Disappointing production figures increase the pressure on an economy back in lockdown

German industrial might is wilting in the face of the Covid-19 crisis as Europe’s biggest economy attempts to stave off a double-dip recession.

September figures showed a weaker than expected 1.6pc rise in output over the month, leaving production still almost 8pc below pre-pandemic levels. 

Economists warned that its industrial sector represented Germany’s “only hope” of avoiding a renewed slump following the nation’s move into a month-long partial lockdown this week with bars, restaurants, gyms, cinemas and theatres all closed.

Chancellor Angela Merkel has warned of a “long, hard winter”.

Although bright spots included a 10pc rise in car production - Germany’s biggest manufacturing sector - during September, the overall rise was well below the 2.7pc forecast.

Survey evidence of a first decline in services activity for four months during October this week also underlined the pressure on manufacturers.

The closely watched business survey of German industry by the Ifo Institute offered some comfort on Friday as it signalled the majority of firms were planning to expand production in the months ahead. 

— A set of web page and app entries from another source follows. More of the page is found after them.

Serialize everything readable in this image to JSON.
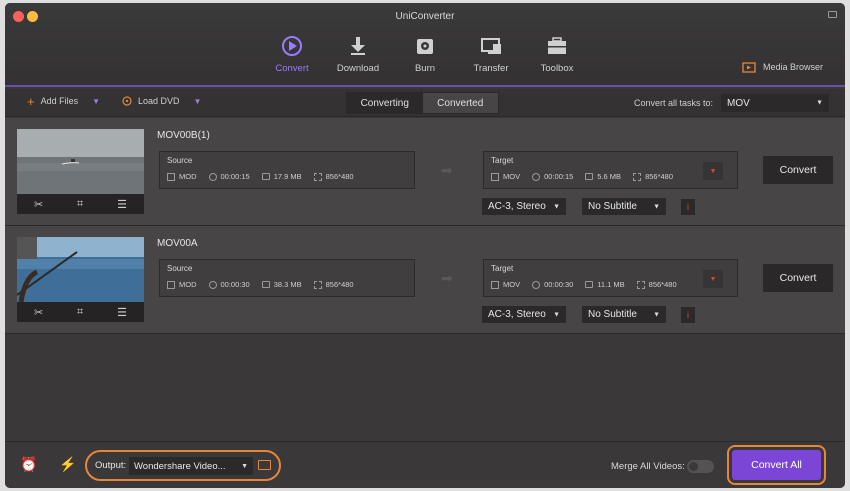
{
  "window": {
    "title": "UniConverter"
  },
  "nav": [
    {
      "label": "Convert",
      "icon": "convert-icon",
      "active": true
    },
    {
      "label": "Download",
      "icon": "download-icon"
    },
    {
      "label": "Burn",
      "icon": "burn-icon"
    },
    {
      "label": "Transfer",
      "icon": "transfer-icon"
    },
    {
      "label": "Toolbox",
      "icon": "toolbox-icon"
    }
  ],
  "media_browser": {
    "label": "Media Browser",
    "icon": "media-browser-icon"
  },
  "toolbar": {
    "add_files": "Add Files",
    "load_dvd": "Load DVD",
    "tabs": [
      "Converting",
      "Converted"
    ],
    "convert_all_label": "Convert all tasks to:",
    "convert_all_value": "MOV"
  },
  "tasks": [
    {
      "name": "MOV00B(1)",
      "source": {
        "label": "Source",
        "format": "MOD",
        "duration": "00:00:15",
        "size": "17.9 MB",
        "resolution": "856*480"
      },
      "target": {
        "label": "Target",
        "format": "MOV",
        "duration": "00:00:15",
        "size": "5.6 MB",
        "resolution": "856*480"
      },
      "audio": "AC-3, Stereo",
      "subtitle": "No Subtitle",
      "info": "i",
      "convert": "Convert"
    },
    {
      "name": "MOV00A",
      "source": {
        "label": "Source",
        "format": "MOD",
        "duration": "00:00:30",
        "size": "38.3 MB",
        "resolution": "856*480"
      },
      "target": {
        "label": "Target",
        "format": "MOV",
        "duration": "00:00:30",
        "size": "11.1 MB",
        "resolution": "856*480"
      },
      "audio": "AC-3, Stereo",
      "subtitle": "No Subtitle",
      "info": "i",
      "convert": "Convert"
    }
  ],
  "footer": {
    "output_label": "Output:",
    "output_value": "Wondershare Video...",
    "merge_label": "Merge All Videos:",
    "merge_on": false,
    "convert_all": "Convert All"
  },
  "colors": {
    "accent": "#7b46d6",
    "highlight": "#e4873a",
    "nav_active": "#9b7bff",
    "danger": "#d8443a"
  }
}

But the pace has slowed and Ifo economist Klaus Wohlrabe said: “It remains to be seen to what extent the current corona restrictions will affect industry.”

Carsten Brzeski, European economist at ING Bank, said industry was “the German economy’s only hope to possibly still avoid a contraction”. 

He added: “Despite some weakening, production expectations were still strong in October and order books had quickly filled again after the lifting of the lockdown measures. However, given the sentiment impact from the latest lockdown measures, but also weaker foreign demand as many other eurozone countries have also gone into lockdown again, this positive momentum will in our view not be enough to avoid this double dip for the German economy.”

The German economy grew by a record 8.2pc in the third quarter on higher consumer spending and exports, but an aggressive second wave of infections and a new partial lockdown are now clouding the outlook for the fourth quarter and beyond.